NAVS and IFER Science Advisor Pam Osenkowski, PhD is a co-author of the research study, entitled “Animal Dissection vs. Non-Animal Teaching Methods: A Systematic Review of Pedagogical Value.” Dr. Osenkowski collaborated on the article with other members of the Eclipse Dissection Group, which is comprised of individuals working at animal advocacy organizations around the world. The article was published in the September edition of ABT, a peer-reviewed professional journal of the National Association of Biology Teachers.

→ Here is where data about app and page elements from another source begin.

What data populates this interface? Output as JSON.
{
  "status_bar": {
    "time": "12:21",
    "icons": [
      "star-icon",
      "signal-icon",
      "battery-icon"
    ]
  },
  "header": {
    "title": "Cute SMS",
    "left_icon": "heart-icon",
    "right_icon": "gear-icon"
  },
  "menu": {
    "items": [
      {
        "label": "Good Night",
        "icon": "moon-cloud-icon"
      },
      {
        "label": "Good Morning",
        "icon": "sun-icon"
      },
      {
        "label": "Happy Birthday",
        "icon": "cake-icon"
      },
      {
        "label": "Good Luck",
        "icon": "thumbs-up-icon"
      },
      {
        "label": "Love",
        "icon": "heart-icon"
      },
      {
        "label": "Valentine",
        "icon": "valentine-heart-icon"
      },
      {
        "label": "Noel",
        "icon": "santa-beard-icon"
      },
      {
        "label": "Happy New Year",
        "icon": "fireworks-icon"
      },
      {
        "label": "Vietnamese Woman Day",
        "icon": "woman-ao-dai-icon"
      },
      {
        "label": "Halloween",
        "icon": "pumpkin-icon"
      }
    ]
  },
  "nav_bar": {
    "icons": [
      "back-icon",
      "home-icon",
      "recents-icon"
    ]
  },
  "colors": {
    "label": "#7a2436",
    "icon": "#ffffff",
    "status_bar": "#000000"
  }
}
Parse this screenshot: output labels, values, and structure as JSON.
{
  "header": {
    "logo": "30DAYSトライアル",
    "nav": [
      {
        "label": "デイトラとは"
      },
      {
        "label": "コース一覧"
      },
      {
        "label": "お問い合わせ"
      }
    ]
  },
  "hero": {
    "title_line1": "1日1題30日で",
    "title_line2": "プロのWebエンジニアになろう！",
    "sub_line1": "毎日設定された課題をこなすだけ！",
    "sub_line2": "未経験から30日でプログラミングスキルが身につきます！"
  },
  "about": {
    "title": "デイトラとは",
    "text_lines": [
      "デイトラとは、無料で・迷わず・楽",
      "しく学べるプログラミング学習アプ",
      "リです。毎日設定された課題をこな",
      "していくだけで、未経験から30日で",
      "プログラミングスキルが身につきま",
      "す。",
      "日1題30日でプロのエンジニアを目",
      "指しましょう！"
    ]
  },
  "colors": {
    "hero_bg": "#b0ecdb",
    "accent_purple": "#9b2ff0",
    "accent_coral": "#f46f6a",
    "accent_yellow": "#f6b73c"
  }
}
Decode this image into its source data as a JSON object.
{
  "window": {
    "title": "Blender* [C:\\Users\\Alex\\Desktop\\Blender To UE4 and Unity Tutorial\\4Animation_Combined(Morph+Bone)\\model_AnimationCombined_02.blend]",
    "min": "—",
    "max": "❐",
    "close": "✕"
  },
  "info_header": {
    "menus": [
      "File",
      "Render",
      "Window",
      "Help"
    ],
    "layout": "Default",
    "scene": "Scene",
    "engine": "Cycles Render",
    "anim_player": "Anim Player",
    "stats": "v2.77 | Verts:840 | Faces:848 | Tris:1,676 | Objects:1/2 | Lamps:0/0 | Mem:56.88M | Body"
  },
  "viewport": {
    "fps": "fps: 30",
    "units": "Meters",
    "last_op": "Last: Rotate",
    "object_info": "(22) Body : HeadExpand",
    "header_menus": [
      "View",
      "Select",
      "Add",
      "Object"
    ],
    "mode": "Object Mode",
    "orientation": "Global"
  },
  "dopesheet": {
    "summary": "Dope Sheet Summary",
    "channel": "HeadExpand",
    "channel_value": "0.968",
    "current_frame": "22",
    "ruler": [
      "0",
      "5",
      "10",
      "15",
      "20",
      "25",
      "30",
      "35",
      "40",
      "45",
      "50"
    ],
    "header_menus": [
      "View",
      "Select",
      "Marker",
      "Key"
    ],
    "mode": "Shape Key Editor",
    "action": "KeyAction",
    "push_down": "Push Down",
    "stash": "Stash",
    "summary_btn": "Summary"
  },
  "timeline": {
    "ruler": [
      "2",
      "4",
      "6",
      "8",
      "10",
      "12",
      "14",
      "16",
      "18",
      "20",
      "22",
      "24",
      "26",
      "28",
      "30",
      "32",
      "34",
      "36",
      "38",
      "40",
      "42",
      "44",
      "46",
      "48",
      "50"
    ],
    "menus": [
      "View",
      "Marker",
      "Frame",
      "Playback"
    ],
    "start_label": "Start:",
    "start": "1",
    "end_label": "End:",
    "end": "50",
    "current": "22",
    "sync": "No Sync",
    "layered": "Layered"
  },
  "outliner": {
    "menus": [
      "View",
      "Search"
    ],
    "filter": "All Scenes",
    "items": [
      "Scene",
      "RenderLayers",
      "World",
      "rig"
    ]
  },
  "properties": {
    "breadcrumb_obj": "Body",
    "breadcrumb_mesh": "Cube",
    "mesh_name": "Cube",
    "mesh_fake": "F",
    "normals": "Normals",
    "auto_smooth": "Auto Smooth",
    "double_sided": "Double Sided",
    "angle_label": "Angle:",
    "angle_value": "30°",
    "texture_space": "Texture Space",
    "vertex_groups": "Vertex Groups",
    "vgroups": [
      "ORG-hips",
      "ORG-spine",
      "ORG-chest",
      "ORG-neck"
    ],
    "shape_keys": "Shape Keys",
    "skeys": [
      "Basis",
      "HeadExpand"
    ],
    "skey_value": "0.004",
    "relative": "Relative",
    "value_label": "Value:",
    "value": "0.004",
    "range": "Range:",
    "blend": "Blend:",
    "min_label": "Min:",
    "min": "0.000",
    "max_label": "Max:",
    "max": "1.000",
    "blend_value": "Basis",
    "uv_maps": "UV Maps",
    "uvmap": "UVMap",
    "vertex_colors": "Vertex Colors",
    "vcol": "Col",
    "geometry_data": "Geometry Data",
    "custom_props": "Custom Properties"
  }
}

The paper examined the educational merit of non-animal teaching methods compared with animal dissection. To do this, the authors identified peer-reviewed literature published between 2005 and 2020 that compared the educational value of non-animal teaching methods with dissection through assessments of student learning. The authors found that in 95% of the studies examined, students at all educational levels performed as well—and in most cases better—when they used non-animal teaching methods as compared to animal dissection. As a result, the authors recommended that steps be taken by educational institutions to phase out animal dissection, in line with the 3Rs principle of replacement. “NAVS is proud to contribute to the growing body of literature recognizing the value of non-animal teaching methods as replacements for traditional dissection specimens,” noted Dr. Osenkowski. “Many teachers have pre-conceived notions about the benefits of dissection and continue to offer these activities in their classrooms for a ‘hands-on’ activity and to continue traditions in biology education. We are pleased that our article was published in a journal widely read by K-16 biology educators, as this is the group we most want to hear this message.”